Britain approved its first new deep coal mine in decades on Wednesday to produce the high-polluting fuel for use in steelmaking, a decision which drew criticism from opponents who say it will hinder climate targets, Trend reports citing Reuters.
The Woodhouse Colliery, to be developed by West Cumbria Mining in northwest England, seeks to extract coking coal which is used in the steel industry rather than for electricity generation. It is expected to create around 500 jobs.
The project, unveiled in 2014, has come under criticism from the British government's own independent climate advisory panel as well as opposition parties, climate activists and organisations, including Greta Thunberg and Greenpeace.

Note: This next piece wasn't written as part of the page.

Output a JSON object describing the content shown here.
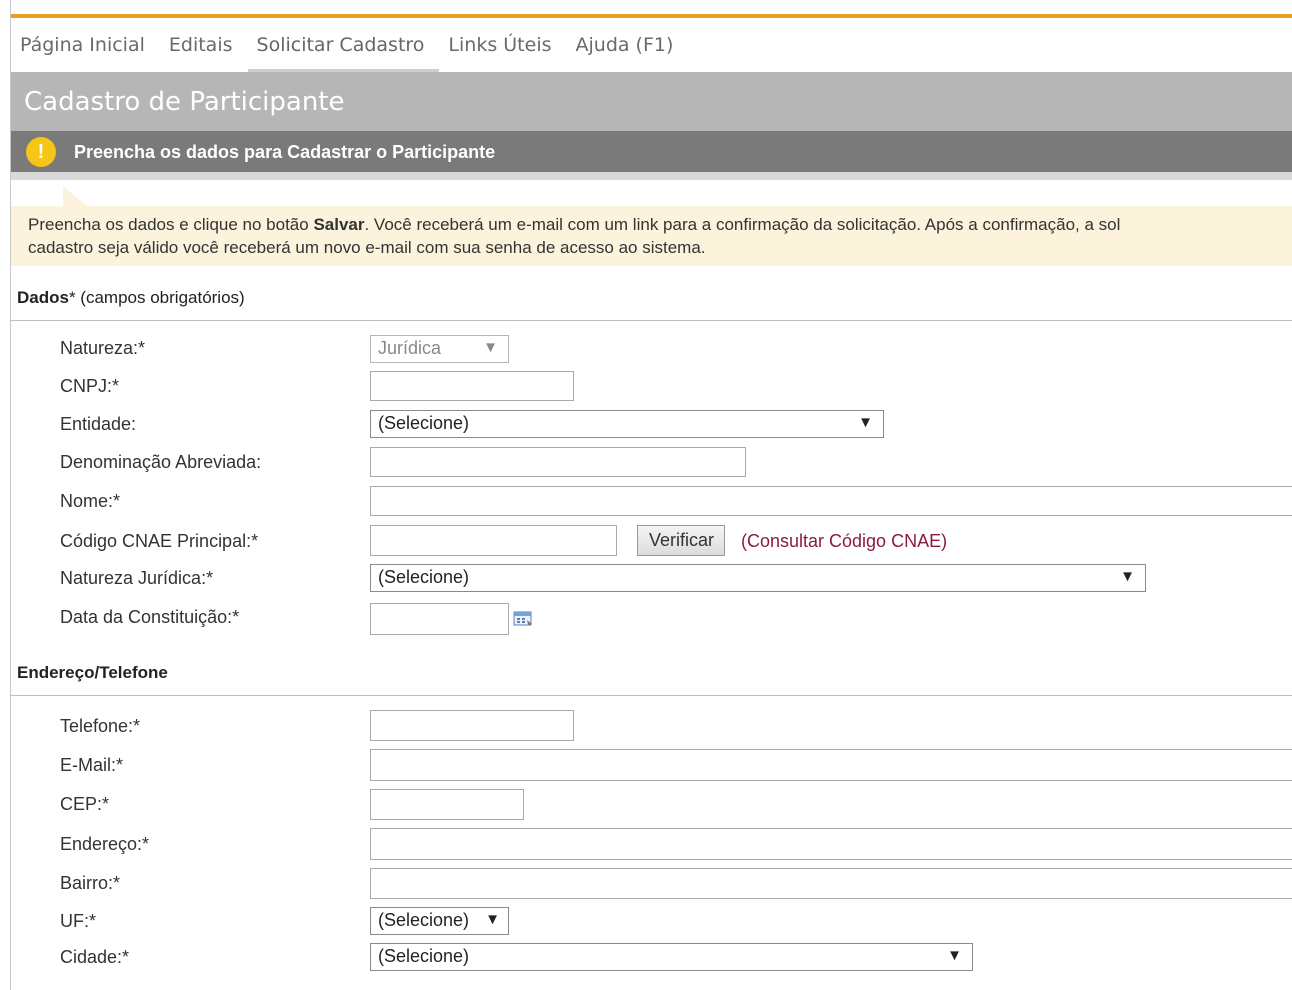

"This coal will be used for the production of steel and would otherwise need to be imported. It will not be used for power generation," a spokesperson for the Department of Levelling Up, Housing and Communities said after minister Michael Gove granted permission.
"The mine seeks to be net zero in its operations and is expected to contribute to local employment and the wider economy."
The majority of the coal produced is expected to be exported to Europe. Planning documents show that more than 80% of the coal the mine will produce annually is forecast to, after five years, be sent to an export terminal on England's east coast.